[Records from a data source]:
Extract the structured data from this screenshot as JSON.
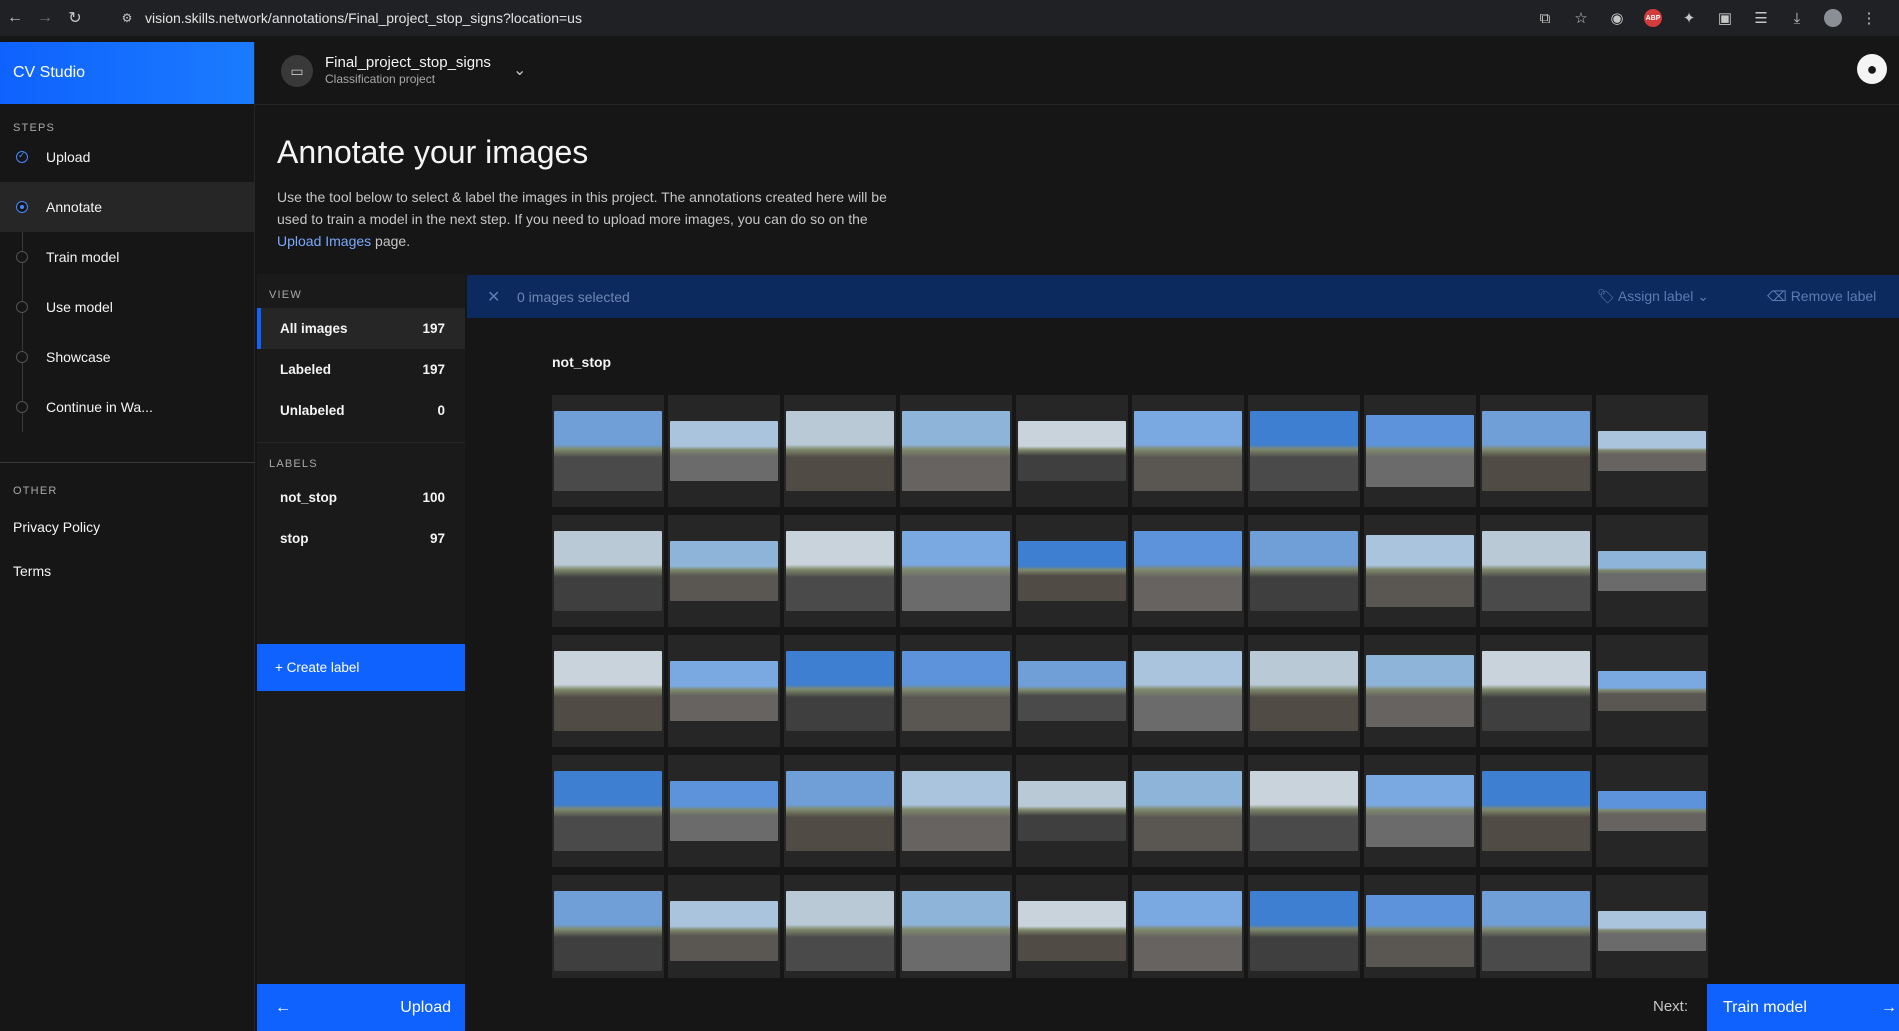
{
  "browser": {
    "url": "vision.skills.network/annotations/Final_project_stop_signs?location=us",
    "back_icon": "arrow-left-icon",
    "forward_icon": "arrow-right-icon",
    "reload_icon": "reload-icon"
  },
  "app": {
    "brand": "CV Studio",
    "project_name": "Final_project_stop_signs",
    "project_type": "Classification project"
  },
  "sidebar": {
    "steps_title": "STEPS",
    "steps": [
      {
        "label": "Upload",
        "state": "done"
      },
      {
        "label": "Annotate",
        "state": "current"
      },
      {
        "label": "Train model",
        "state": "todo"
      },
      {
        "label": "Use model",
        "state": "todo"
      },
      {
        "label": "Showcase",
        "state": "todo"
      },
      {
        "label": "Continue in Wa...",
        "state": "todo"
      }
    ],
    "other_title": "OTHER",
    "other_links": [
      "Privacy Policy",
      "Terms"
    ]
  },
  "main": {
    "title": "Annotate your images",
    "desc_prefix": "Use the tool below to select & label the images in this project. The annotations created here will be used to train a model in the next step. If you need to upload more images, you can do so on the ",
    "desc_link": "Upload Images",
    "desc_suffix": " page."
  },
  "filter": {
    "view_title": "VIEW",
    "views": [
      {
        "label": "All images",
        "count": "197"
      },
      {
        "label": "Labeled",
        "count": "197"
      },
      {
        "label": "Unlabeled",
        "count": "0"
      }
    ],
    "labels_title": "LABELS",
    "labels": [
      {
        "label": "not_stop",
        "count": "100"
      },
      {
        "label": "stop",
        "count": "97"
      }
    ],
    "create_label": "+ Create label"
  },
  "selection": {
    "text": "0 images selected",
    "assign": "Assign label",
    "remove": "Remove label"
  },
  "gallery": {
    "group": "not_stop",
    "rows": 5,
    "cols": 10
  },
  "footer": {
    "upload": "Upload",
    "next_label": "Next:",
    "train": "Train model"
  },
  "colors": {
    "accent": "#0f62fe",
    "selection_bar": "#0c2a5e"
  }
}
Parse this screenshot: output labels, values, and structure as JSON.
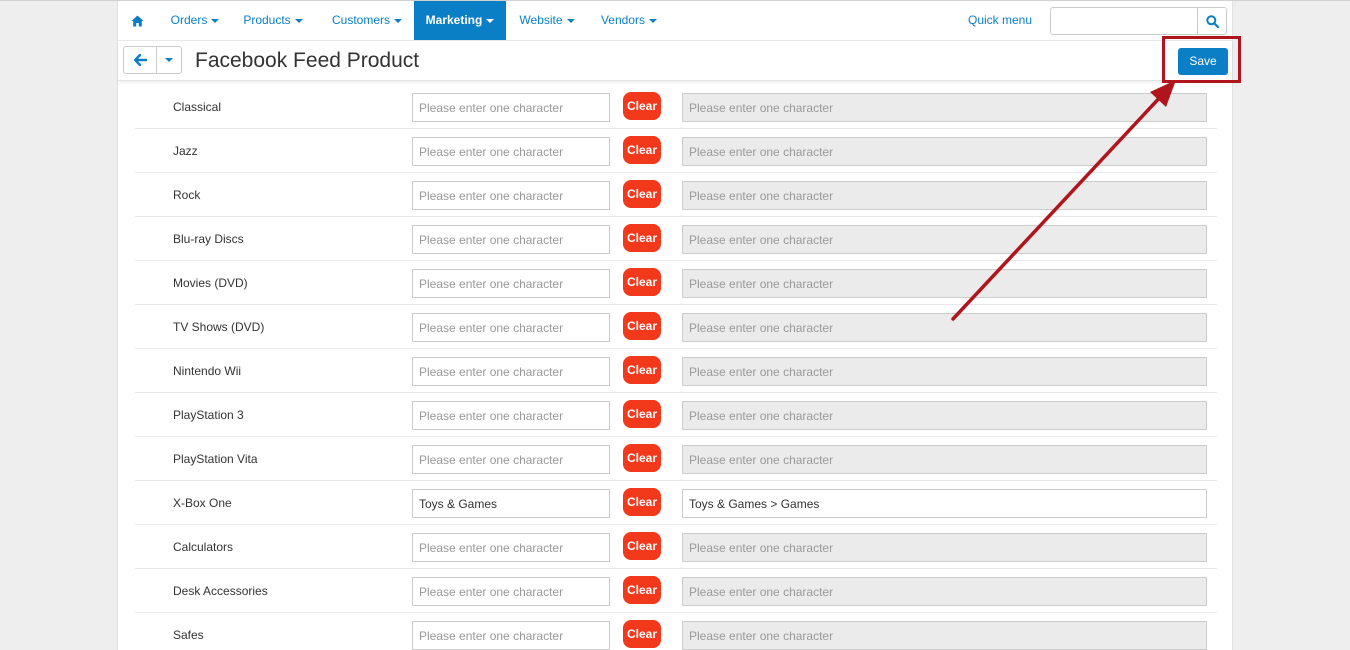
{
  "nav": {
    "items": [
      {
        "label": "Orders"
      },
      {
        "label": "Products"
      },
      {
        "label": "Customers"
      },
      {
        "label": "Marketing"
      },
      {
        "label": "Website"
      },
      {
        "label": "Vendors"
      }
    ],
    "active": "Marketing",
    "quick_menu": "Quick menu",
    "search_value": "",
    "accent_color": "#0b7fc6"
  },
  "header": {
    "title": "Facebook Feed Product",
    "save_label": "Save"
  },
  "table": {
    "placeholder": "Please enter one character",
    "clear_label": "Clear",
    "clear_color": "#f2391b",
    "rows": [
      {
        "label": "Classical",
        "left_value": "",
        "right_value": ""
      },
      {
        "label": "Jazz",
        "left_value": "",
        "right_value": ""
      },
      {
        "label": "Rock",
        "left_value": "",
        "right_value": ""
      },
      {
        "label": "Blu-ray Discs",
        "left_value": "",
        "right_value": ""
      },
      {
        "label": "Movies (DVD)",
        "left_value": "",
        "right_value": ""
      },
      {
        "label": "TV Shows (DVD)",
        "left_value": "",
        "right_value": ""
      },
      {
        "label": "Nintendo Wii",
        "left_value": "",
        "right_value": ""
      },
      {
        "label": "PlayStation 3",
        "left_value": "",
        "right_value": ""
      },
      {
        "label": "PlayStation Vita",
        "left_value": "",
        "right_value": ""
      },
      {
        "label": "X-Box One",
        "left_value": "Toys & Games",
        "right_value": "Toys & Games > Games"
      },
      {
        "label": "Calculators",
        "left_value": "",
        "right_value": ""
      },
      {
        "label": "Desk Accessories",
        "left_value": "",
        "right_value": ""
      },
      {
        "label": "Safes",
        "left_value": "",
        "right_value": ""
      }
    ]
  },
  "annotation": {
    "color": "#b0141c"
  }
}
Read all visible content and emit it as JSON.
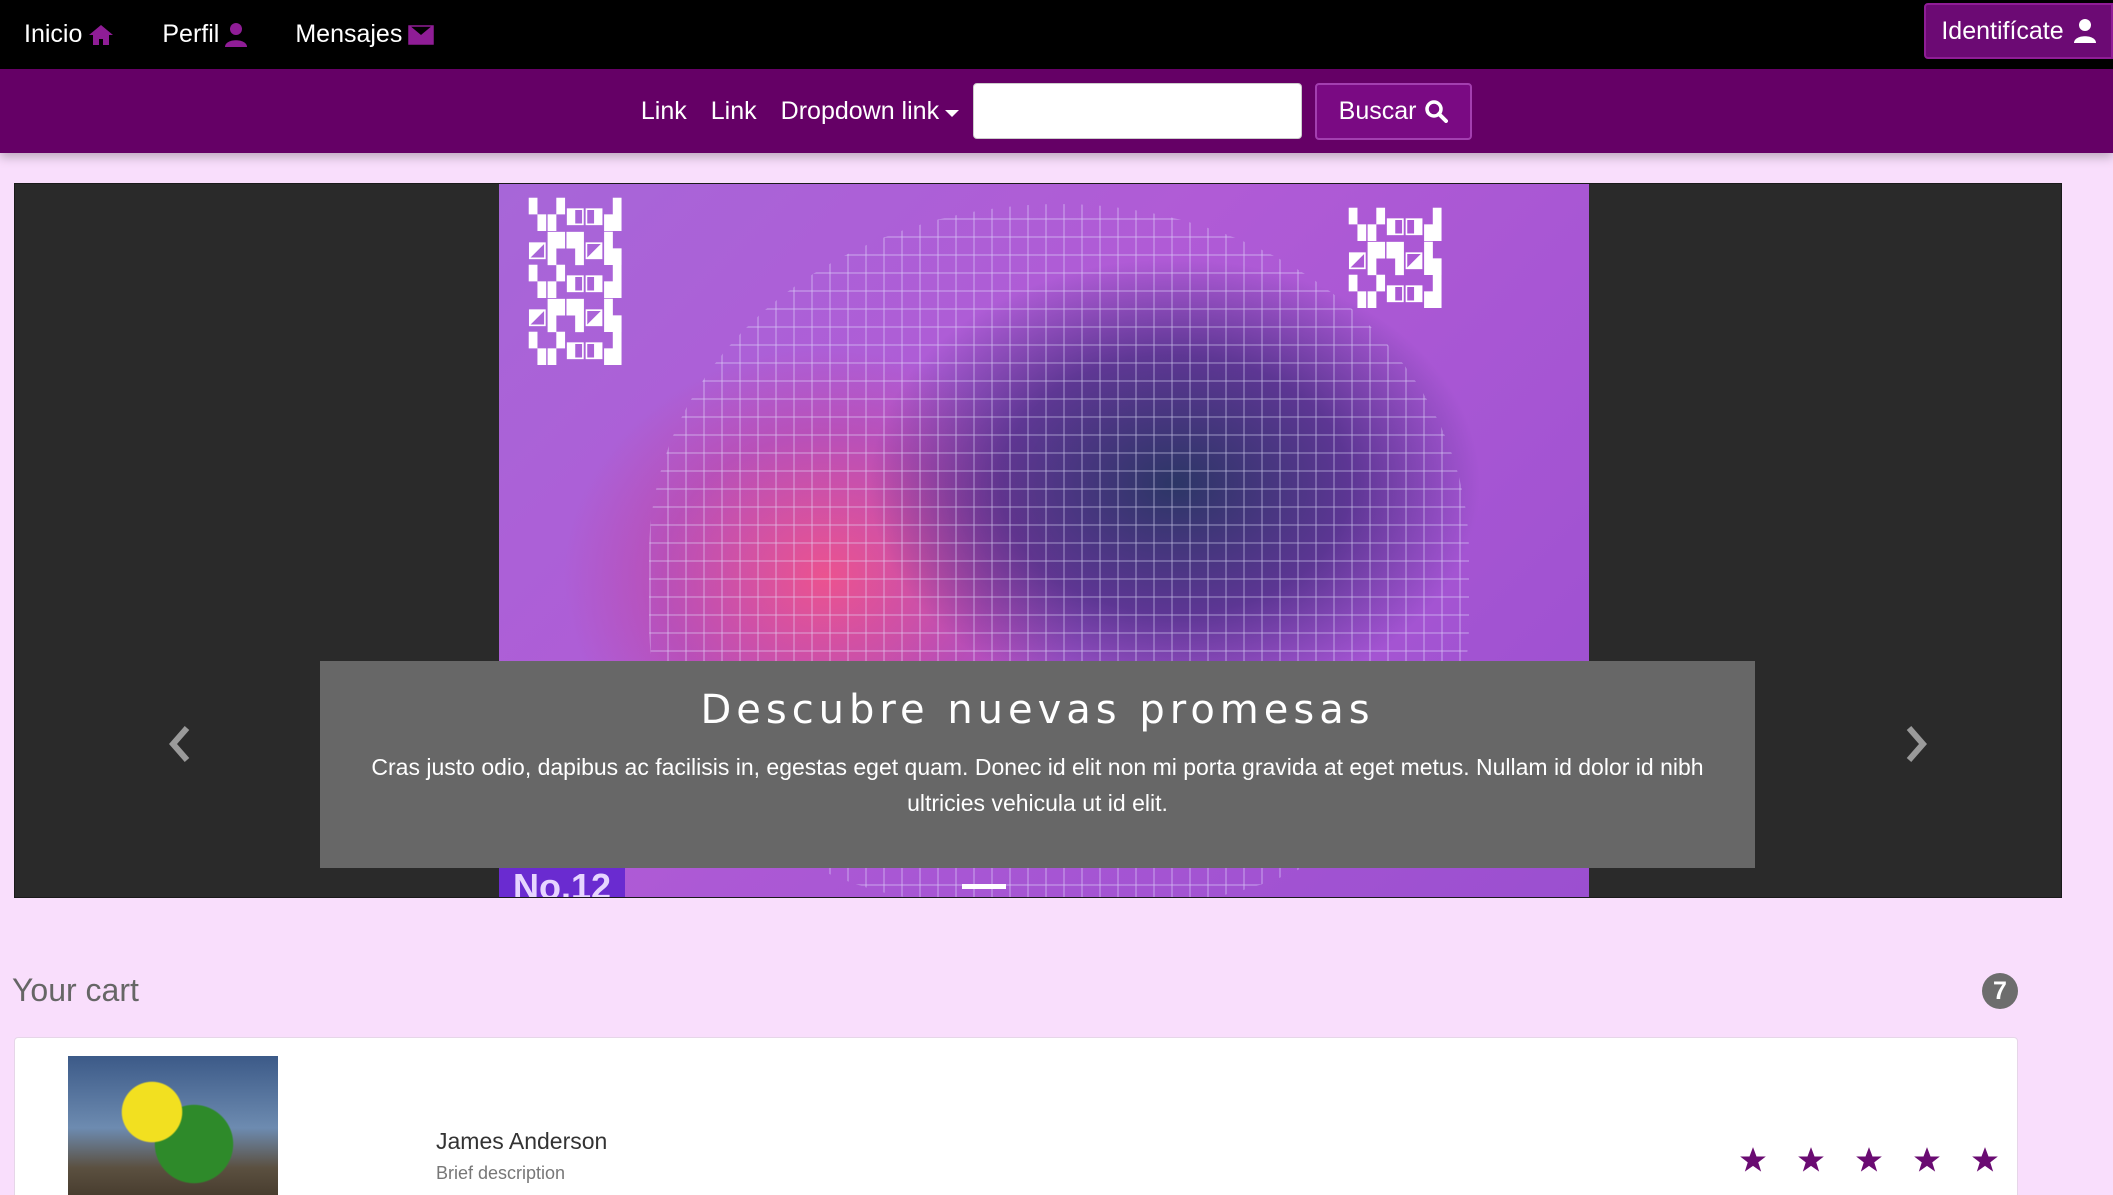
{
  "topbar": {
    "items": [
      {
        "label": "Inicio",
        "icon": "home-icon"
      },
      {
        "label": "Perfil",
        "icon": "user-icon"
      },
      {
        "label": "Mensajes",
        "icon": "envelope-icon"
      }
    ],
    "login_label": "Identifícate"
  },
  "subbar": {
    "links": [
      "Link",
      "Link"
    ],
    "dropdown_label": "Dropdown link",
    "search_value": "",
    "search_button": "Buscar"
  },
  "carousel": {
    "caption_title": "Descubre nuevas promesas",
    "caption_text": "Cras justo odio, dapibus ac facilisis in, egestas eget quam. Donec id elit non mi porta gravida at eget metus. Nullam id dolor id nibh ultricies vehicula ut id elit.",
    "slide_badge": "No.12"
  },
  "cart": {
    "title": "Your cart",
    "count": "7",
    "item": {
      "name": "James Anderson",
      "description": "Brief description",
      "rating": 5
    }
  },
  "colors": {
    "accent": "#650066",
    "background": "#f9defc",
    "topbar": "#000000"
  }
}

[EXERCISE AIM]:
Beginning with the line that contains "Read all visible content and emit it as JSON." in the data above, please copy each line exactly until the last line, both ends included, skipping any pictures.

[RESPONSE AREA]:
Read all visible content and emit it as JSON.
{
  "topbar": {
    "items": [
      {
        "label": "Inicio",
        "icon": "home-icon"
      },
      {
        "label": "Perfil",
        "icon": "user-icon"
      },
      {
        "label": "Mensajes",
        "icon": "envelope-icon"
      }
    ],
    "login_label": "Identifícate"
  },
  "subbar": {
    "links": [
      "Link",
      "Link"
    ],
    "dropdown_label": "Dropdown link",
    "search_value": "",
    "search_button": "Buscar"
  },
  "carousel": {
    "caption_title": "Descubre nuevas promesas",
    "caption_text": "Cras justo odio, dapibus ac facilisis in, egestas eget quam. Donec id elit non mi porta gravida at eget metus. Nullam id dolor id nibh ultricies vehicula ut id elit.",
    "slide_badge": "No.12"
  },
  "cart": {
    "title": "Your cart",
    "count": "7",
    "item": {
      "name": "James Anderson",
      "description": "Brief description",
      "rating": 5
    }
  },
  "colors": {
    "accent": "#650066",
    "background": "#f9defc",
    "topbar": "#000000"
  }
}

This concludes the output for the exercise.